After a few seconds of telling the audience about the struggles her son had in being born, Mrs. Tebow says cheerfully, “Well he’s all grown up now, and I still worry about his health. You know, with all our family’s been through, you have to be tough…”
Here the ad takes an unexpected, absurd twist — all in keeping with the silly themes of nearly all of the ads that ran during the Super Bowl. Tim Tebow, who up until now has been absent from the ad, rushes in from off-camera, tackling his mother like the 300-pound defensive linemen he faced throughout his college career.
While in real life the hit the future NFL quarterback put on his mom would have done some real damage, in the commercial Mrs. Tebow hops up effortlessly, playfully rebuking her son, “Timmy! I’m trying to tell our story here.” Like a loving son, Tim hugs his mom and responds, “Sorry about that, Mom. You still worry about me…?" To which Mrs. Tebow responds, “Well, yeah, you’re not nearly as tough as I am.”
The ad closes by inviting viewers to find out more about Tim Tebow’s birth story by visiting Focus on the Family’s website.
While Focus on the Family reportedly paid an estimated $2.5 million for the 30-second spot, the publicity the group received because of attacks from its critics was priceless. Nearly every day, feminist and pro-abortion groups introduced a new tactic in an effort to denigrate Focus on the Family and pressure CBS officials to change their minds on running the ad.

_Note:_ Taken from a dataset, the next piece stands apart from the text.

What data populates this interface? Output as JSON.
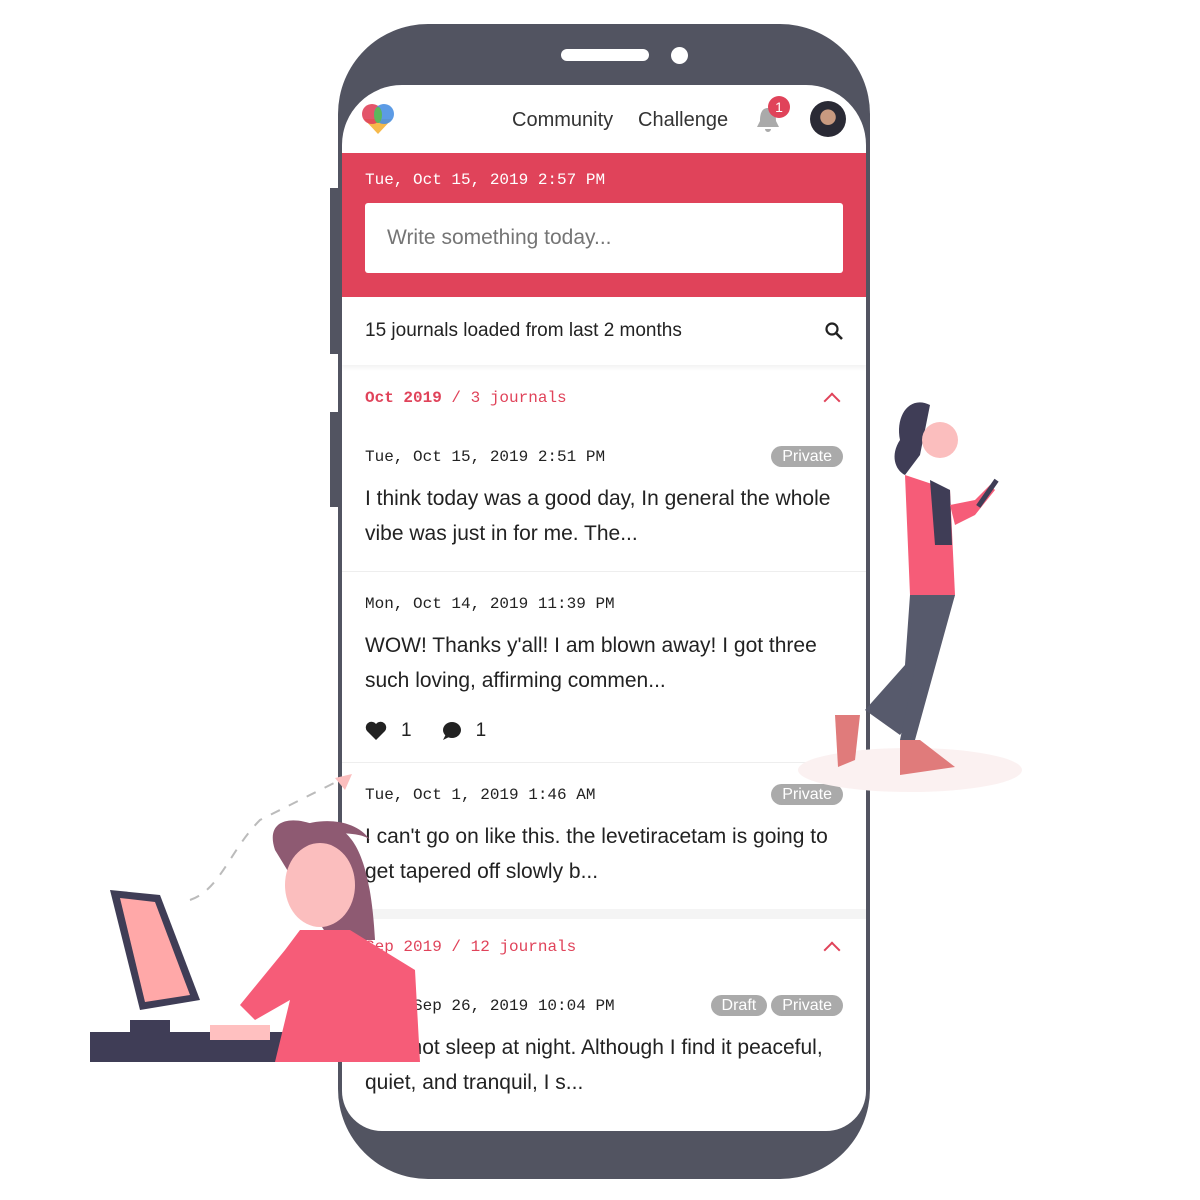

Without having even previewed the ad, leaders of the Women’s Media Center urged women to sign a petition to CBS, arguing that the ad was “surrealistic” in its pro-life message. Wrongly assuming that Focus on the Family would give the abortion issue center stage, the National Organization for Women demanded that CBS pull the plug on the spot, saying that the abortion issue “has no place in the Super Bowl.” One high-profile attorney, Gloria Allred, even threatened to lodge a complaint with the FCC and FTC if the ad included what she claimed were inaccuracies in the Tebow’s inspiring story.
While media experts applauded Focus on the Family for creating a strategy that built millions of dollars in free pre-ad publicity, much of it coming from its own critics, the group’s leader said this was not their intention. “I’ve seen this called a brilliant marketing strategy,” said Focus on the Family’s CEO Jim Daly. “Well, I can assure you this was not something where we sat down to demonstrate brilliance.” Daly told USA Today that the group’s publicity department put the ad idea together, and the organization decided the Super Bowl was an ideal venue to air it.